Successful content development teams should be learning throughout the life of the project. Develop workflows and “projects within the project” that will encourage team growth. You may also find as we did that specialized mini-teams (a “team within a team”) work best for target assignments, such as content inventory and analysis and webpage summary development.

5. Good Content Needs the Right People

Modern tools and technologies have spawned a rule of ubiquity: they are everywhere, so everyone is expected to know how to use them. This is (likely) no more obvious than with writing (and editing, analysis, and research): everyone has a keyboard, so that makes everyone a writer (or editor, analyst, or researcher).

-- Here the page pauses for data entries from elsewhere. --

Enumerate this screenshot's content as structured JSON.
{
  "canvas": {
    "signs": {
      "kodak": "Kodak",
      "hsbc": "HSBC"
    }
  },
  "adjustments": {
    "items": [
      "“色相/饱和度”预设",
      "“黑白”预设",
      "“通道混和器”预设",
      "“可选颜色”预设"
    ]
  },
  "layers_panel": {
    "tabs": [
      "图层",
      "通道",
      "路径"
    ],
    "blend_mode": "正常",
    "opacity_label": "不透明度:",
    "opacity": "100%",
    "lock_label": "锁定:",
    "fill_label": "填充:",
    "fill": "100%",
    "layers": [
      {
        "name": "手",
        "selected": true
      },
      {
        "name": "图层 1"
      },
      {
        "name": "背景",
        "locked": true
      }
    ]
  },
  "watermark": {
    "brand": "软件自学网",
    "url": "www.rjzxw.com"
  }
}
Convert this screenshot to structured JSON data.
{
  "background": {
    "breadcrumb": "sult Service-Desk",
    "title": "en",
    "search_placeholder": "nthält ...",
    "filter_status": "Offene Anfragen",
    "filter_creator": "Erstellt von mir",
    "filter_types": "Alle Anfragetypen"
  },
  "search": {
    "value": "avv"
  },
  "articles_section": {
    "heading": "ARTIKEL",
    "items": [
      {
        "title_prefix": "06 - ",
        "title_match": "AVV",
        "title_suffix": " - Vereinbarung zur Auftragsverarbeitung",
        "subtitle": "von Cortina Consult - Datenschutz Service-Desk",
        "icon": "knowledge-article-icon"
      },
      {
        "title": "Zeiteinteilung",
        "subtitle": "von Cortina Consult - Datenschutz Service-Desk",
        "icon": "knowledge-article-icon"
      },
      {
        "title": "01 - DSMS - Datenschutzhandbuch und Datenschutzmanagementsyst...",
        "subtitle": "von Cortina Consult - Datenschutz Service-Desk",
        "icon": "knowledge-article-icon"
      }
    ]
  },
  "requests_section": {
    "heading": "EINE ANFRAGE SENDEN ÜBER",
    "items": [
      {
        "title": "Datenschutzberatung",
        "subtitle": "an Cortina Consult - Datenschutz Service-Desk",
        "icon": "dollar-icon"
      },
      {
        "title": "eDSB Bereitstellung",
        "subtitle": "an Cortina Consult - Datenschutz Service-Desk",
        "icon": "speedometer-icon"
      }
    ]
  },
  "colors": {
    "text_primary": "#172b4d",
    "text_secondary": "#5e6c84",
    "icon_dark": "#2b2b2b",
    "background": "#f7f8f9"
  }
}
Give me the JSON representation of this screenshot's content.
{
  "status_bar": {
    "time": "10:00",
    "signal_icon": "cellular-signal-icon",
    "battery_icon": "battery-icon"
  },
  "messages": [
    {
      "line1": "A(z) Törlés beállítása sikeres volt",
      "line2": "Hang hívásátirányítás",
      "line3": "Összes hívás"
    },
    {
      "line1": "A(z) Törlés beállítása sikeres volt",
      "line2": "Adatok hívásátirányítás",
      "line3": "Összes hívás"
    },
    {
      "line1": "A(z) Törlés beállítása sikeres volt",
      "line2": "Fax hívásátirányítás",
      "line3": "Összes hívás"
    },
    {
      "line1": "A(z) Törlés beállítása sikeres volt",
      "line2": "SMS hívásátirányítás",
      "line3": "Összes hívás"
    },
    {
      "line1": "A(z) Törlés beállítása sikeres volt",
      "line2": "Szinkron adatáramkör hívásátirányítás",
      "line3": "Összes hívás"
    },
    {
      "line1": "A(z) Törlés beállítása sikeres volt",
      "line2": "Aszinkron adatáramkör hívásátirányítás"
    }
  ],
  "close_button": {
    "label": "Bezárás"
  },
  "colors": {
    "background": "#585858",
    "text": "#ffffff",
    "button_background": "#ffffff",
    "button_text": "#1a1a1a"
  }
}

But no one would think of putting on a basketball jersey and going onto the court with a team of professional NBA players. For information workers, it takes education, job experience, skills, training, aptitude, attitude, competence, judgment.

You see the point: Hire a professional, with the experience and skills you need, for your content development project.

Content Fundamentals to the Rescue

It’s too easy to get lost in the busy-ness of a large content development project. Refocusing on the content fundamentals could save your project, your team, and yourself. Content development is a “heavy lift” that requires time and attention, and it takes the right people coordinated as a team to build it out. The CMS is the structure; design is the trimmings. And the content—this is the foundation on which a website is built.

A shorter version of this article was published in CMSWire (August 21, 2014) under the title Content Development is no Walk in the Park.


Robert Jacoby has 25 years’ experience in publishing and communications. He has thrived in various settings, including agency, commercial, university, non-profit, educational, government, and professional association, in various roles, including Editor-in-Chief, Editor (Internet Technologies), and Director of Communications. In 2012 he earned a Master of Information Management degree from the iSchool at the University of Maryland, College Park. He is the creator of the Website Governance Modeling Tool. His current position is Senior Content Consultant at Aquilent, in Laurel, Maryland.

Danielle M. Kellogg has over 20 years’ experience in project management and content strategy for print and digital communications. She has managed design and technology projects for business, non-profit, and government, in roles such as Information Architect, Content Strategist, and Project Manager. In 2011, she earned a Master of Information Systems Management from Hodges University, Naples, Florida. She earned her Project Management Professional certification in 2012. She is a Lead Content Strategy Consultant and Project Manager at Aquilent, in Laurel, Maryland.